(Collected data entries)
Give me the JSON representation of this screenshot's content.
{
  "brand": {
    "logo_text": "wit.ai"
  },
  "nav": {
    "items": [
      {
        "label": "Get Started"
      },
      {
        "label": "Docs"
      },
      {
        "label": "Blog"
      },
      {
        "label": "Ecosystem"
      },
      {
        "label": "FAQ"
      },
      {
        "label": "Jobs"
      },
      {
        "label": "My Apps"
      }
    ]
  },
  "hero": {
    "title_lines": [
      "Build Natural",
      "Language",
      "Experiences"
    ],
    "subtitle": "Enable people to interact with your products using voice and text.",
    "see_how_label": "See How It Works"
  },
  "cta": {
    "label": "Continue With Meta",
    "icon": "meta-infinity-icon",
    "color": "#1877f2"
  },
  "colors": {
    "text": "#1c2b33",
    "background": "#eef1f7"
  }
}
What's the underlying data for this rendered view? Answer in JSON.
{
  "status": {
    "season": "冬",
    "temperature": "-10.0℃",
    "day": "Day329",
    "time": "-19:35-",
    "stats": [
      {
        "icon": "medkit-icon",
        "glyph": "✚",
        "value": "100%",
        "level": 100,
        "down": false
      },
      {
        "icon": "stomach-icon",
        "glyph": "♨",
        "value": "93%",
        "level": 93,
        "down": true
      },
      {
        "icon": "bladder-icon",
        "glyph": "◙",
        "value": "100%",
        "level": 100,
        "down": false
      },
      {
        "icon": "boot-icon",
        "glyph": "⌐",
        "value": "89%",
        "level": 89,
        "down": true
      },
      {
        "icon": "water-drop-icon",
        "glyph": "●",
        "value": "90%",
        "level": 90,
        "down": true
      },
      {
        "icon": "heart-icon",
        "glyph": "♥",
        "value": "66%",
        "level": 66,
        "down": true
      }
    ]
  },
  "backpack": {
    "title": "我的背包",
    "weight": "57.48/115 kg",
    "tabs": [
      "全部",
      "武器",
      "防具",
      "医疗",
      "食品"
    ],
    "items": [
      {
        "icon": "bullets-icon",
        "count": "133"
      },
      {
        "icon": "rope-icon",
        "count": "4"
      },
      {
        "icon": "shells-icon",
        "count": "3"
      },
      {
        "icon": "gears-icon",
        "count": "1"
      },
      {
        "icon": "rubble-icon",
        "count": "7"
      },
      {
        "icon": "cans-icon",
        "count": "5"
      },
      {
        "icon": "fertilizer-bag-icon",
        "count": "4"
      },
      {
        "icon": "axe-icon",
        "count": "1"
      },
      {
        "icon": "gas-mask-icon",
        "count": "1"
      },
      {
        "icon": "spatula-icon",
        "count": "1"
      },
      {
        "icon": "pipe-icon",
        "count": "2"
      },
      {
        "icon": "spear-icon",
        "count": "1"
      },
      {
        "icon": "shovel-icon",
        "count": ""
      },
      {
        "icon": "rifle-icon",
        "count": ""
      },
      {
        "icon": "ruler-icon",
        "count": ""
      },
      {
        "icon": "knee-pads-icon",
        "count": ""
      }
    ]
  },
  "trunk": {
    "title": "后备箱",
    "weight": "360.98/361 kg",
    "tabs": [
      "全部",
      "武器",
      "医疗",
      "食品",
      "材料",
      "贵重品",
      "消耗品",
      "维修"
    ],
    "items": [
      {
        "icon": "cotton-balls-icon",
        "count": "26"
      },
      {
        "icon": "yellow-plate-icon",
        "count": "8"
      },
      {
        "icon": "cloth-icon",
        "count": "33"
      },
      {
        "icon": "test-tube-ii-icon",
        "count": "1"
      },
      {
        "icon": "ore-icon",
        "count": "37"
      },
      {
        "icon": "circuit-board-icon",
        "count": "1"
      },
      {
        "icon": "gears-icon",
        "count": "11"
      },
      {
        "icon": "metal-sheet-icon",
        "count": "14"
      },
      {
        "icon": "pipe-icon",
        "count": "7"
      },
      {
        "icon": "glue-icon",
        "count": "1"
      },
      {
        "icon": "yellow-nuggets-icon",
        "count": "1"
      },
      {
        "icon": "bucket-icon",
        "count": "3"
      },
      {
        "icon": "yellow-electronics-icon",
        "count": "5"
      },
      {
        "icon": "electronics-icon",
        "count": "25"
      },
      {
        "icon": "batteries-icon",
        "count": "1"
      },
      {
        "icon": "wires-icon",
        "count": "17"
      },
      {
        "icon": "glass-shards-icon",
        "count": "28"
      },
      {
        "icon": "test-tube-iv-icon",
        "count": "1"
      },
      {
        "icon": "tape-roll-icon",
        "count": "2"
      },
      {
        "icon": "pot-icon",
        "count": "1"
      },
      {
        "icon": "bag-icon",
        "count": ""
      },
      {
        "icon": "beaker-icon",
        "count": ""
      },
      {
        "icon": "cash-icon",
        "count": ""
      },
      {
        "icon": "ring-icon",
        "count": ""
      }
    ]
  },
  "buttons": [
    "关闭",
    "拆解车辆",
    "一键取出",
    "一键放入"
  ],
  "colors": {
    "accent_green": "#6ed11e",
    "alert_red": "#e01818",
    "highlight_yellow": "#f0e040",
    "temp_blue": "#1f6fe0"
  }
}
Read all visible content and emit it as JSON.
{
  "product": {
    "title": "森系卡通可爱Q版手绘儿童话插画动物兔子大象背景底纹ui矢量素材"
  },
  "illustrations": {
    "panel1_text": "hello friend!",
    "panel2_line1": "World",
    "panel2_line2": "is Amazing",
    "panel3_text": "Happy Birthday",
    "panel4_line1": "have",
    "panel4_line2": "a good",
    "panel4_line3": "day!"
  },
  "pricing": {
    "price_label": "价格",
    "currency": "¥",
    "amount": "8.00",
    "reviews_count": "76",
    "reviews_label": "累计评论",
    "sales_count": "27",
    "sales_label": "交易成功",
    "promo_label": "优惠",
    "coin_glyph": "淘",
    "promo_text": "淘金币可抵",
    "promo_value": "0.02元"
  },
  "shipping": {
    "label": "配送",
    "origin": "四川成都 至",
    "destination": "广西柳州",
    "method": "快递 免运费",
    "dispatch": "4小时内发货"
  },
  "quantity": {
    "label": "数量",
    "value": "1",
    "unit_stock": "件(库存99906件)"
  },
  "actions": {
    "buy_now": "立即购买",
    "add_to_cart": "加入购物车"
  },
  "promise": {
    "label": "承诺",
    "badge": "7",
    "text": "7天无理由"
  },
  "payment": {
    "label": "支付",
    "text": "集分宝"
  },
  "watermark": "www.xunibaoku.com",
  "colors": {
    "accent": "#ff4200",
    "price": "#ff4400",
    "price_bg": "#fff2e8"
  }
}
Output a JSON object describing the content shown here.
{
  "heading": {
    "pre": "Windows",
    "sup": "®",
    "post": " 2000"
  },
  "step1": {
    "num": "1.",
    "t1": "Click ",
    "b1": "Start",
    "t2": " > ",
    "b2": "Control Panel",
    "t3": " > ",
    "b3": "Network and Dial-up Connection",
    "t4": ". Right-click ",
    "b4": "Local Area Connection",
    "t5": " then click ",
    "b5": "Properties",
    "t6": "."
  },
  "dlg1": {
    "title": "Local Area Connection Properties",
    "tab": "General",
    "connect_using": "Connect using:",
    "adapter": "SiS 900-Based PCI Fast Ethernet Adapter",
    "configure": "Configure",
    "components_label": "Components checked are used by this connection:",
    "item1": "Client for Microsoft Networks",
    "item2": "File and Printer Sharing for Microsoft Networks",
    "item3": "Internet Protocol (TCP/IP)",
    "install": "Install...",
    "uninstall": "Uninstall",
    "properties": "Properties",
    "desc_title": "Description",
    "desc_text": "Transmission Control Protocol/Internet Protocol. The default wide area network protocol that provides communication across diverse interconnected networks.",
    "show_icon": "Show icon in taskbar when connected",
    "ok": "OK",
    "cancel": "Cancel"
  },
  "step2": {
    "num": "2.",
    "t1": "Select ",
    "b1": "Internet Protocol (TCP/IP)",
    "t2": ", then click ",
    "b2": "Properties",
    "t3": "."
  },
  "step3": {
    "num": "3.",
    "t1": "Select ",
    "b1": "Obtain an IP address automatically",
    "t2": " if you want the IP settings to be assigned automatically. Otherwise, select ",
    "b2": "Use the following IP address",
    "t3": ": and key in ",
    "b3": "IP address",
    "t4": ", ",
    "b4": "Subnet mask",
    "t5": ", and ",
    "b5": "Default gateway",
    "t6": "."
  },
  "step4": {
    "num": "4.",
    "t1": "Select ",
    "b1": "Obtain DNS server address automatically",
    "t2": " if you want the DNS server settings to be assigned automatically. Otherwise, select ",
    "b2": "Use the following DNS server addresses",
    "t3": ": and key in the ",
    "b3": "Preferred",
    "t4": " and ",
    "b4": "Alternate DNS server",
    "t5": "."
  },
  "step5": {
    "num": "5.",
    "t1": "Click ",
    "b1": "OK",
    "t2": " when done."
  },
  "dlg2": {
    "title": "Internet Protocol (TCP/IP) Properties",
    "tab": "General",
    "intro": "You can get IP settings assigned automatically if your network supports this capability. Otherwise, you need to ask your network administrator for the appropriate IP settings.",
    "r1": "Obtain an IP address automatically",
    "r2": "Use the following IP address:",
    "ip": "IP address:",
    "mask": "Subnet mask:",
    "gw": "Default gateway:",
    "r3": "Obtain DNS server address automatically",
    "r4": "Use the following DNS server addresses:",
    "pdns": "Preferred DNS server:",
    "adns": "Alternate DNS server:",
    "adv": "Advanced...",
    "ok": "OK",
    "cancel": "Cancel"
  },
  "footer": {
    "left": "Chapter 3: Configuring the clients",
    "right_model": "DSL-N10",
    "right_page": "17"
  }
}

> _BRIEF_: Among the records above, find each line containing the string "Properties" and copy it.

> _RESULT FOR THIS TASK_:
    "b5": "Properties",
    "title": "Local Area Connection Properties",
    "properties": "Properties",
    "b2": "Properties",
    "title": "Internet Protocol (TCP/IP) Properties",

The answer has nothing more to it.